Directions for this task: Copy the whole listing verbatim.

Provided data:
+ + + + + + +

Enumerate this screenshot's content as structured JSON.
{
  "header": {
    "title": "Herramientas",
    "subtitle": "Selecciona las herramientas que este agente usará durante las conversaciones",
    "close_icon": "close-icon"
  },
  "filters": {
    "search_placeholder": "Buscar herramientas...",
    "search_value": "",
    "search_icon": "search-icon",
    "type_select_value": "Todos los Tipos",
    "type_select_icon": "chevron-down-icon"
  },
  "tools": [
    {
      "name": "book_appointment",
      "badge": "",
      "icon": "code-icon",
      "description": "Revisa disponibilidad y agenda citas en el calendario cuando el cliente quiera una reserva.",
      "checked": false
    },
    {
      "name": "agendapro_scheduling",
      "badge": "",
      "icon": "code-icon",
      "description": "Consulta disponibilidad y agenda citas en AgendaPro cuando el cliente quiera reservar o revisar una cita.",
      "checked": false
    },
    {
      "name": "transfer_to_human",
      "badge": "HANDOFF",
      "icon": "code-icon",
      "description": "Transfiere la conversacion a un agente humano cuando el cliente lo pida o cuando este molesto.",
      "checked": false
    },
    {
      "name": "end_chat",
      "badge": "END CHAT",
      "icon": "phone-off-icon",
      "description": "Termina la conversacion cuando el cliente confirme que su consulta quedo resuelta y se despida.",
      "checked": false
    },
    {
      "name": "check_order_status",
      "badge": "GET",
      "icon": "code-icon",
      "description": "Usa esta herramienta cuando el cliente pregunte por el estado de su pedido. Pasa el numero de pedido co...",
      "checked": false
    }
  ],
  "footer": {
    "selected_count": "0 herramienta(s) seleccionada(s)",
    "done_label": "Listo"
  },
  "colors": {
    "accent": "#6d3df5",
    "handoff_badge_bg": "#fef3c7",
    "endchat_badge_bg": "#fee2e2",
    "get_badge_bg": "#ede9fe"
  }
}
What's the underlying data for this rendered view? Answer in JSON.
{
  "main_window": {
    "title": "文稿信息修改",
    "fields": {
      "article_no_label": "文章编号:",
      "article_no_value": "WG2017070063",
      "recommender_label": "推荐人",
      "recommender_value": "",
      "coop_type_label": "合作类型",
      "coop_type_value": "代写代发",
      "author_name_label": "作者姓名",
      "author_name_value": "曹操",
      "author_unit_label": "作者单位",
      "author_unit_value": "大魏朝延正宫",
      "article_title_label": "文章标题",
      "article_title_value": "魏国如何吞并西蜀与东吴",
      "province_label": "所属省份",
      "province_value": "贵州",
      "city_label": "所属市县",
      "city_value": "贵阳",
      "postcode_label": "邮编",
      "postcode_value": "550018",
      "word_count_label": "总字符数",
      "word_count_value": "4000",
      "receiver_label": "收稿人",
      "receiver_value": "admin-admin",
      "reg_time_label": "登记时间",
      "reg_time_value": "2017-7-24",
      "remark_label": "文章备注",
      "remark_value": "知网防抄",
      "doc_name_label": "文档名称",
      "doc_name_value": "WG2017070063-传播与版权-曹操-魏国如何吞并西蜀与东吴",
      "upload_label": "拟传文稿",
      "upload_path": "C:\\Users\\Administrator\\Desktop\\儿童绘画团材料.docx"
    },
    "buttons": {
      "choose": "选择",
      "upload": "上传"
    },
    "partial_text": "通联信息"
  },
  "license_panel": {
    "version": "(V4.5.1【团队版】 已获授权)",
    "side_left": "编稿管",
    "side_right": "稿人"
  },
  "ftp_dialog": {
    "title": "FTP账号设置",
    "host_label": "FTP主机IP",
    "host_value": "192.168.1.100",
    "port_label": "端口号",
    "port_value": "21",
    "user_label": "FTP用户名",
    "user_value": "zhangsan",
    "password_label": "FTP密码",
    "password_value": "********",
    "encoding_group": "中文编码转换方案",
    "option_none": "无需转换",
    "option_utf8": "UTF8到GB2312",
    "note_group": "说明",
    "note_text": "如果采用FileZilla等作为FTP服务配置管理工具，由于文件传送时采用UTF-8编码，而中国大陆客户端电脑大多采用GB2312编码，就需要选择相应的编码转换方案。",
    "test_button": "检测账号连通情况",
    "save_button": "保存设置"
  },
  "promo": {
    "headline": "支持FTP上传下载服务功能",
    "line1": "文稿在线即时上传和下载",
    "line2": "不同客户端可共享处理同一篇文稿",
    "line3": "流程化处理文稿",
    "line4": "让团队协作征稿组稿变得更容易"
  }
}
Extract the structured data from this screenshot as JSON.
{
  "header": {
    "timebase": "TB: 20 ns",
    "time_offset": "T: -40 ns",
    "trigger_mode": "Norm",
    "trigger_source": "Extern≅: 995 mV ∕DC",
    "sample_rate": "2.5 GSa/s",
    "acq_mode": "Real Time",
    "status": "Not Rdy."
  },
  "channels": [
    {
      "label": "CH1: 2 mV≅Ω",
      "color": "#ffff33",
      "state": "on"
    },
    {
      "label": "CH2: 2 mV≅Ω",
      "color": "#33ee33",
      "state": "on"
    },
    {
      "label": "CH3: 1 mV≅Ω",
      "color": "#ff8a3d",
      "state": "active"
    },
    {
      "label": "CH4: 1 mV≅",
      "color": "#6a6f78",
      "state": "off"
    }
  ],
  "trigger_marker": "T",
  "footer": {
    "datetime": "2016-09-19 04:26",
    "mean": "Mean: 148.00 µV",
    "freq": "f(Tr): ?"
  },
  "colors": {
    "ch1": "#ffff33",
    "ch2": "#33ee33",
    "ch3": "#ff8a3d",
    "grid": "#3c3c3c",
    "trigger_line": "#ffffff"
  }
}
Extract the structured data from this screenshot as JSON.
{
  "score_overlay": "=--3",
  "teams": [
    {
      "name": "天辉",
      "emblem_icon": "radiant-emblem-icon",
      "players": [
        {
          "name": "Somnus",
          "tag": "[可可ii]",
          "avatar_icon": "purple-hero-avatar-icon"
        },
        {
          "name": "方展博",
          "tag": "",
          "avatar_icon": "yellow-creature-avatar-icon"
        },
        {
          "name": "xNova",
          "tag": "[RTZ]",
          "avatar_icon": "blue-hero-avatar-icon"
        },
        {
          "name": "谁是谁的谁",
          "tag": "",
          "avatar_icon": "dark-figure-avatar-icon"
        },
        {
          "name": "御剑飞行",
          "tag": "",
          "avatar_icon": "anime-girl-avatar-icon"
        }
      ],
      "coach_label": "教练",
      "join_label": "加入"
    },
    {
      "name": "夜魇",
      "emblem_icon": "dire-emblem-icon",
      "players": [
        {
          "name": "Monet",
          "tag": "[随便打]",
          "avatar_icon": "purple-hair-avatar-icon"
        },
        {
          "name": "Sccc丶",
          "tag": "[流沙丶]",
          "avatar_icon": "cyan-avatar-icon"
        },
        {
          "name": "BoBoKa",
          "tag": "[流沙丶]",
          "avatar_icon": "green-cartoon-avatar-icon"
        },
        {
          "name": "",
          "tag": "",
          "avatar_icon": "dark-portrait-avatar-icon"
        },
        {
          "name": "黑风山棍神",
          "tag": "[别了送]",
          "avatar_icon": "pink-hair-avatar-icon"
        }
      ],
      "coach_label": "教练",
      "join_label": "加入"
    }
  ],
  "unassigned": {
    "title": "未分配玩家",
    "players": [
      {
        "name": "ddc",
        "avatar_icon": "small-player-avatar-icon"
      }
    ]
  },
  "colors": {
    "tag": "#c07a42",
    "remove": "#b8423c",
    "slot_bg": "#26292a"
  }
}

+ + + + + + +

Response area:
Enumerate this screenshot's content as structured JSON.
{
  "header": {
    "title": "Herramientas",
    "subtitle": "Selecciona las herramientas que este agente usará durante las conversaciones",
    "close_icon": "close-icon"
  },
  "filters": {
    "search_placeholder": "Buscar herramientas...",
    "search_value": "",
    "search_icon": "search-icon",
    "type_select_value": "Todos los Tipos",
    "type_select_icon": "chevron-down-icon"
  },
  "tools": [
    {
      "name": "book_appointment",
      "badge": "",
      "icon": "code-icon",
      "description": "Revisa disponibilidad y agenda citas en el calendario cuando el cliente quiera una reserva.",
      "checked": false
    },
    {
      "name": "agendapro_scheduling",
      "badge": "",
      "icon": "code-icon",
      "description": "Consulta disponibilidad y agenda citas en AgendaPro cuando el cliente quiera reservar o revisar una cita.",
      "checked": false
    },
    {
      "name": "transfer_to_human",
      "badge": "HANDOFF",
      "icon": "code-icon",
      "description": "Transfiere la conversacion a un agente humano cuando el cliente lo pida o cuando este molesto.",
      "checked": false
    },
    {
      "name": "end_chat",
      "badge": "END CHAT",
      "icon": "phone-off-icon",
      "description": "Termina la conversacion cuando el cliente confirme que su consulta quedo resuelta y se despida.",
      "checked": false
    },
    {
      "name": "check_order_status",
      "badge": "GET",
      "icon": "code-icon",
      "description": "Usa esta herramienta cuando el cliente pregunte por el estado de su pedido. Pasa el numero de pedido co...",
      "checked": false
    }
  ],
  "footer": {
    "selected_count": "0 herramienta(s) seleccionada(s)",
    "done_label": "Listo"
  },
  "colors": {
    "accent": "#6d3df5",
    "handoff_badge_bg": "#fef3c7",
    "endchat_badge_bg": "#fee2e2",
    "get_badge_bg": "#ede9fe"
  }
}
What's the underlying data for this rendered view? Answer in JSON.
{
  "main_window": {
    "title": "文稿信息修改",
    "fields": {
      "article_no_label": "文章编号:",
      "article_no_value": "WG2017070063",
      "recommender_label": "推荐人",
      "recommender_value": "",
      "coop_type_label": "合作类型",
      "coop_type_value": "代写代发",
      "author_name_label": "作者姓名",
      "author_name_value": "曹操",
      "author_unit_label": "作者单位",
      "author_unit_value": "大魏朝延正宫",
      "article_title_label": "文章标题",
      "article_title_value": "魏国如何吞并西蜀与东吴",
      "province_label": "所属省份",
      "province_value": "贵州",
      "city_label": "所属市县",
      "city_value": "贵阳",
      "postcode_label": "邮编",
      "postcode_value": "550018",
      "word_count_label": "总字符数",
      "word_count_value": "4000",
      "receiver_label": "收稿人",
      "receiver_value": "admin-admin",
      "reg_time_label": "登记时间",
      "reg_time_value": "2017-7-24",
      "remark_label": "文章备注",
      "remark_value": "知网防抄",
      "doc_name_label": "文档名称",
      "doc_name_value": "WG2017070063-传播与版权-曹操-魏国如何吞并西蜀与东吴",
      "upload_label": "拟传文稿",
      "upload_path": "C:\\Users\\Administrator\\Desktop\\儿童绘画团材料.docx"
    },
    "buttons": {
      "choose": "选择",
      "upload": "上传"
    },
    "partial_text": "通联信息"
  },
  "license_panel": {
    "version": "(V4.5.1【团队版】 已获授权)",
    "side_left": "编稿管",
    "side_right": "稿人"
  },
  "ftp_dialog": {
    "title": "FTP账号设置",
    "host_label": "FTP主机IP",
    "host_value": "192.168.1.100",
    "port_label": "端口号",
    "port_value": "21",
    "user_label": "FTP用户名",
    "user_value": "zhangsan",
    "password_label": "FTP密码",
    "password_value": "********",
    "encoding_group": "中文编码转换方案",
    "option_none": "无需转换",
    "option_utf8": "UTF8到GB2312",
    "note_group": "说明",
    "note_text": "如果采用FileZilla等作为FTP服务配置管理工具，由于文件传送时采用UTF-8编码，而中国大陆客户端电脑大多采用GB2312编码，就需要选择相应的编码转换方案。",
    "test_button": "检测账号连通情况",
    "save_button": "保存设置"
  },
  "promo": {
    "headline": "支持FTP上传下载服务功能",
    "line1": "文稿在线即时上传和下载",
    "line2": "不同客户端可共享处理同一篇文稿",
    "line3": "流程化处理文稿",
    "line4": "让团队协作征稿组稿变得更容易"
  }
}
Extract the structured data from this screenshot as JSON.
{
  "header": {
    "timebase": "TB: 20 ns",
    "time_offset": "T: -40 ns",
    "trigger_mode": "Norm",
    "trigger_source": "Extern≅: 995 mV ∕DC",
    "sample_rate": "2.5 GSa/s",
    "acq_mode": "Real Time",
    "status": "Not Rdy."
  },
  "channels": [
    {
      "label": "CH1: 2 mV≅Ω",
      "color": "#ffff33",
      "state": "on"
    },
    {
      "label": "CH2: 2 mV≅Ω",
      "color": "#33ee33",
      "state": "on"
    },
    {
      "label": "CH3: 1 mV≅Ω",
      "color": "#ff8a3d",
      "state": "active"
    },
    {
      "label": "CH4: 1 mV≅",
      "color": "#6a6f78",
      "state": "off"
    }
  ],
  "trigger_marker": "T",
  "footer": {
    "datetime": "2016-09-19 04:26",
    "mean": "Mean: 148.00 µV",
    "freq": "f(Tr): ?"
  },
  "colors": {
    "ch1": "#ffff33",
    "ch2": "#33ee33",
    "ch3": "#ff8a3d",
    "grid": "#3c3c3c",
    "trigger_line": "#ffffff"
  }
}
Extract the structured data from this screenshot as JSON.
{
  "score_overlay": "=--3",
  "teams": [
    {
      "name": "天辉",
      "emblem_icon": "radiant-emblem-icon",
      "players": [
        {
          "name": "Somnus",
          "tag": "[可可ii]",
          "avatar_icon": "purple-hero-avatar-icon"
        },
        {
          "name": "方展博",
          "tag": "",
          "avatar_icon": "yellow-creature-avatar-icon"
        },
        {
          "name": "xNova",
          "tag": "[RTZ]",
          "avatar_icon": "blue-hero-avatar-icon"
        },
        {
          "name": "谁是谁的谁",
          "tag": "",
          "avatar_icon": "dark-figure-avatar-icon"
        },
        {
          "name": "御剑飞行",
          "tag": "",
          "avatar_icon": "anime-girl-avatar-icon"
        }
      ],
      "coach_label": "教练",
      "join_label": "加入"
    },
    {
      "name": "夜魇",
      "emblem_icon": "dire-emblem-icon",
      "players": [
        {
          "name": "Monet",
          "tag": "[随便打]",
          "avatar_icon": "purple-hair-avatar-icon"
        },
        {
          "name": "Sccc丶",
          "tag": "[流沙丶]",
          "avatar_icon": "cyan-avatar-icon"
        },
        {
          "name": "BoBoKa",
          "tag": "[流沙丶]",
          "avatar_icon": "green-cartoon-avatar-icon"
        },
        {
          "name": "",
          "tag": "",
          "avatar_icon": "dark-portrait-avatar-icon"
        },
        {
          "name": "黑风山棍神",
          "tag": "[别了送]",
          "avatar_icon": "pink-hair-avatar-icon"
        }
      ],
      "coach_label": "教练",
      "join_label": "加入"
    }
  ],
  "unassigned": {
    "title": "未分配玩家",
    "players": [
      {
        "name": "ddc",
        "avatar_icon": "small-player-avatar-icon"
      }
    ]
  },
  "colors": {
    "tag": "#c07a42",
    "remove": "#b8423c",
    "slot_bg": "#26292a"
  }
}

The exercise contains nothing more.